She reached back in her memory. Well, she said, it wasn’t anything particularly interesting. Let’s see…I had a roommate back at Radcliffe, a French woman, lovely woman, Mathematician, I believe. She told me about Montessori. And over the years I kept coming across people familiar with Montessori. The thing that got me, she said, was the Casa Di Bambini and her work with the cretini*… Ann detailed an experience she had living in Italy with her young son. She recalled visiting a Montessori classroom and watching the small children lined up, marching to a sink in a very orderly way to wash their hands. Because each child performed the same movements when operating the sink, turning the faucet in a very deliberate way, the affair took on the feel of ritual, as though a strict discipline had shaped the space and the children within it. Later, she said, she visited a Montessori classroom in America and was surprised to find the children lining up to wash their hands did not perform the same ritual as the children in Rome. Ann asked about this, and the teacher told her that it was likely the faucets in Italy merely had to be turned that way to function, and of course American faucets require a different kind of operation. Of course!
Ann pointed out something that resonated so strongly with me and my studies; people misperceive order in the Montessori experience as outward “discipline” imposed on students in the classroom. I believe Kilpatrick, author of The Montessori System Examined (1913)—credited with killing Montessori in America for fifty years—made this mistake as well. To visit a Montessori classroom, particularly during the great work period, and to witness the quiet milling about, the concentrated working, of very young children so contradicts our understanding of liberty and childhood that we can’t help but misinterpret genuine, contented engagement with strict obedience.

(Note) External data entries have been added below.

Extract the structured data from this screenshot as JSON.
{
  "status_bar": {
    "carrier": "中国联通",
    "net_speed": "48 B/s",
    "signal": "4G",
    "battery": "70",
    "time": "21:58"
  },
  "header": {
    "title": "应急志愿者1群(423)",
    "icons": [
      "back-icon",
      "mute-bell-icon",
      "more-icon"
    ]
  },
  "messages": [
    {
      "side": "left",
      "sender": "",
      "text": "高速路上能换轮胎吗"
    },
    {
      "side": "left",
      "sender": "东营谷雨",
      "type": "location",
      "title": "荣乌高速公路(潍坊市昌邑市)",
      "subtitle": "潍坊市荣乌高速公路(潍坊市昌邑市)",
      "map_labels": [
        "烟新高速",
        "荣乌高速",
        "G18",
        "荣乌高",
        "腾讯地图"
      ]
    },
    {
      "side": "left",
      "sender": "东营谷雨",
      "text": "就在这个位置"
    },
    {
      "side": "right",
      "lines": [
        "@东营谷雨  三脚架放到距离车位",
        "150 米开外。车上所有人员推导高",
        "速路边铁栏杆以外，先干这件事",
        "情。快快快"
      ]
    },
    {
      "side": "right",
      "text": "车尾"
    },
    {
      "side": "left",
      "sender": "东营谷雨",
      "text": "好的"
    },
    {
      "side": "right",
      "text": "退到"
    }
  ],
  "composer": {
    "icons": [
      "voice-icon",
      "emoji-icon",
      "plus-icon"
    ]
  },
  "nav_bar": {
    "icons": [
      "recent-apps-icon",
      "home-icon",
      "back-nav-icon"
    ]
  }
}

Before we ended, well beyond the 20-minute limit she claimed she had in her (at this age…, she said), Ann marveled for a moment, steeped in a memory of being in that Montessori classroom and watching children making huge letters in the sand box. Seems to me that Ann Berthoff has long understood what resonates so strongly in me; Montessori’s understanding of the relationship between the body and learning, the essential notion that physical experience feeds imagination like nothing else (particularly for children, but for goodness sakes not limited to children), and that imagination yields genuine learning (as opposed to limited either/or thinking) makes it special. No one knew how to craft for multimodal experience intended to be employed pedagogically like Dr. Montessori.
*Dr. Montessori initially worked with “special needs” children in the asylums of Rome in the late 1800’s. Her success working with these children led her to believe her methods would work well with “normal” children and so she expanded the work of her method into the Casa dei Bambini, where she oversaw the education of children of working poor families. Montessori’s language (in The Montessori Method (1912) and other works) regarding special needs students is notably outdated.
- Vielles Annonces (2009). The Photographer’s Honey On The Telephone – February 1, 1958. Flickr: creative commons.
- amrufm (2008). A day at a Kindergarten. Flickr: creative commons.